Top of Input data
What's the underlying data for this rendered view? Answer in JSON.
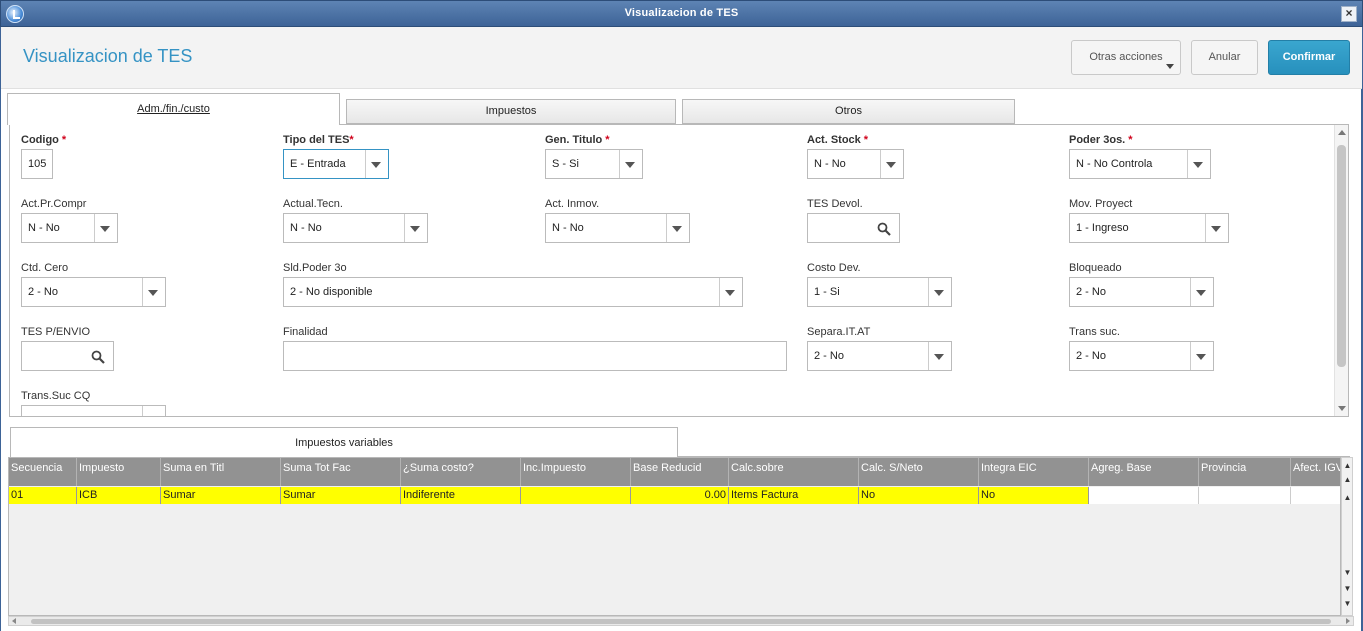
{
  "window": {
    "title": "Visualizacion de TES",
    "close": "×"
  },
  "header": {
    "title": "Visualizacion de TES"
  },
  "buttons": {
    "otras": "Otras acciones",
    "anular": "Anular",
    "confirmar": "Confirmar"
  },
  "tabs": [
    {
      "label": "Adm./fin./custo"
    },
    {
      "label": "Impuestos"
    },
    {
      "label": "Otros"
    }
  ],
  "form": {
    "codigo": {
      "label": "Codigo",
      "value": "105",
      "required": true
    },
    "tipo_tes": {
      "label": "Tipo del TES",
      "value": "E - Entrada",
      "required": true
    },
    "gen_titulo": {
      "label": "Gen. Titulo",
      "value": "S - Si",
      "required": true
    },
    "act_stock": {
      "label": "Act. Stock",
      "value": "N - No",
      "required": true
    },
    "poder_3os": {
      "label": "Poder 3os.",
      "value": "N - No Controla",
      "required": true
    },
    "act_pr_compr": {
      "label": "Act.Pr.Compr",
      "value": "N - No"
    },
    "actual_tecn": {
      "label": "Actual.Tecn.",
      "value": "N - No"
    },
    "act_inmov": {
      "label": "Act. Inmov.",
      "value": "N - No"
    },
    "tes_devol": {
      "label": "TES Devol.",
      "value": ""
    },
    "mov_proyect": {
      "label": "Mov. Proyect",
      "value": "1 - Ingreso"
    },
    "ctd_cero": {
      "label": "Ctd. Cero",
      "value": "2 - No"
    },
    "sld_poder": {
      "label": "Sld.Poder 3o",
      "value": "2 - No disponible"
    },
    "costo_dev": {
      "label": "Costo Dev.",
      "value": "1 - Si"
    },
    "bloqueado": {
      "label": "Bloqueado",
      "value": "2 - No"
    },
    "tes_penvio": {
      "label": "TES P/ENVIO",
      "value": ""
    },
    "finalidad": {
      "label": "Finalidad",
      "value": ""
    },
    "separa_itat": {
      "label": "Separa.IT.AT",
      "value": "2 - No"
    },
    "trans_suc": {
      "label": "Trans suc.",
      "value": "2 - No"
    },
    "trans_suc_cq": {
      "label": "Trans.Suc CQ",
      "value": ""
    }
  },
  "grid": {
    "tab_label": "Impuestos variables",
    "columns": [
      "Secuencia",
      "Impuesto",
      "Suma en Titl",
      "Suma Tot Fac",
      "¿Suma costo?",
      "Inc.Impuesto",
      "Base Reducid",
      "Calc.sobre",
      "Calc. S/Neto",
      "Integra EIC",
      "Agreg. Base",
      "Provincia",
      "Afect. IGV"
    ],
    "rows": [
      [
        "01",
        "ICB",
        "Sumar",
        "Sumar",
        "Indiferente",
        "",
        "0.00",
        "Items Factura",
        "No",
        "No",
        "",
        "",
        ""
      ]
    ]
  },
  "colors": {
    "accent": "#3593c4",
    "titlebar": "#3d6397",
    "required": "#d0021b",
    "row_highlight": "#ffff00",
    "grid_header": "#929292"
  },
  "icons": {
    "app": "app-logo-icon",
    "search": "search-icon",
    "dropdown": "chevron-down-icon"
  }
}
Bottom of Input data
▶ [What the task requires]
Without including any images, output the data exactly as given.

▶ [Exercise solution]
What's the underlying data for this rendered view? Answer in JSON.
{
  "window": {
    "title": "Visualizacion de TES",
    "close": "×"
  },
  "header": {
    "title": "Visualizacion de TES"
  },
  "buttons": {
    "otras": "Otras acciones",
    "anular": "Anular",
    "confirmar": "Confirmar"
  },
  "tabs": [
    {
      "label": "Adm./fin./custo"
    },
    {
      "label": "Impuestos"
    },
    {
      "label": "Otros"
    }
  ],
  "form": {
    "codigo": {
      "label": "Codigo",
      "value": "105",
      "required": true
    },
    "tipo_tes": {
      "label": "Tipo del TES",
      "value": "E - Entrada",
      "required": true
    },
    "gen_titulo": {
      "label": "Gen. Titulo",
      "value": "S - Si",
      "required": true
    },
    "act_stock": {
      "label": "Act. Stock",
      "value": "N - No",
      "required": true
    },
    "poder_3os": {
      "label": "Poder 3os.",
      "value": "N - No Controla",
      "required": true
    },
    "act_pr_compr": {
      "label": "Act.Pr.Compr",
      "value": "N - No"
    },
    "actual_tecn": {
      "label": "Actual.Tecn.",
      "value": "N - No"
    },
    "act_inmov": {
      "label": "Act. Inmov.",
      "value": "N - No"
    },
    "tes_devol": {
      "label": "TES Devol.",
      "value": ""
    },
    "mov_proyect": {
      "label": "Mov. Proyect",
      "value": "1 - Ingreso"
    },
    "ctd_cero": {
      "label": "Ctd. Cero",
      "value": "2 - No"
    },
    "sld_poder": {
      "label": "Sld.Poder 3o",
      "value": "2 - No disponible"
    },
    "costo_dev": {
      "label": "Costo Dev.",
      "value": "1 - Si"
    },
    "bloqueado": {
      "label": "Bloqueado",
      "value": "2 - No"
    },
    "tes_penvio": {
      "label": "TES P/ENVIO",
      "value": ""
    },
    "finalidad": {
      "label": "Finalidad",
      "value": ""
    },
    "separa_itat": {
      "label": "Separa.IT.AT",
      "value": "2 - No"
    },
    "trans_suc": {
      "label": "Trans suc.",
      "value": "2 - No"
    },
    "trans_suc_cq": {
      "label": "Trans.Suc CQ",
      "value": ""
    }
  },
  "grid": {
    "tab_label": "Impuestos variables",
    "columns": [
      "Secuencia",
      "Impuesto",
      "Suma en Titl",
      "Suma Tot Fac",
      "¿Suma costo?",
      "Inc.Impuesto",
      "Base Reducid",
      "Calc.sobre",
      "Calc. S/Neto",
      "Integra EIC",
      "Agreg. Base",
      "Provincia",
      "Afect. IGV"
    ],
    "rows": [
      [
        "01",
        "ICB",
        "Sumar",
        "Sumar",
        "Indiferente",
        "",
        "0.00",
        "Items Factura",
        "No",
        "No",
        "",
        "",
        ""
      ]
    ]
  },
  "colors": {
    "accent": "#3593c4",
    "titlebar": "#3d6397",
    "required": "#d0021b",
    "row_highlight": "#ffff00",
    "grid_header": "#929292"
  },
  "icons": {
    "app": "app-logo-icon",
    "search": "search-icon",
    "dropdown": "chevron-down-icon"
  }
}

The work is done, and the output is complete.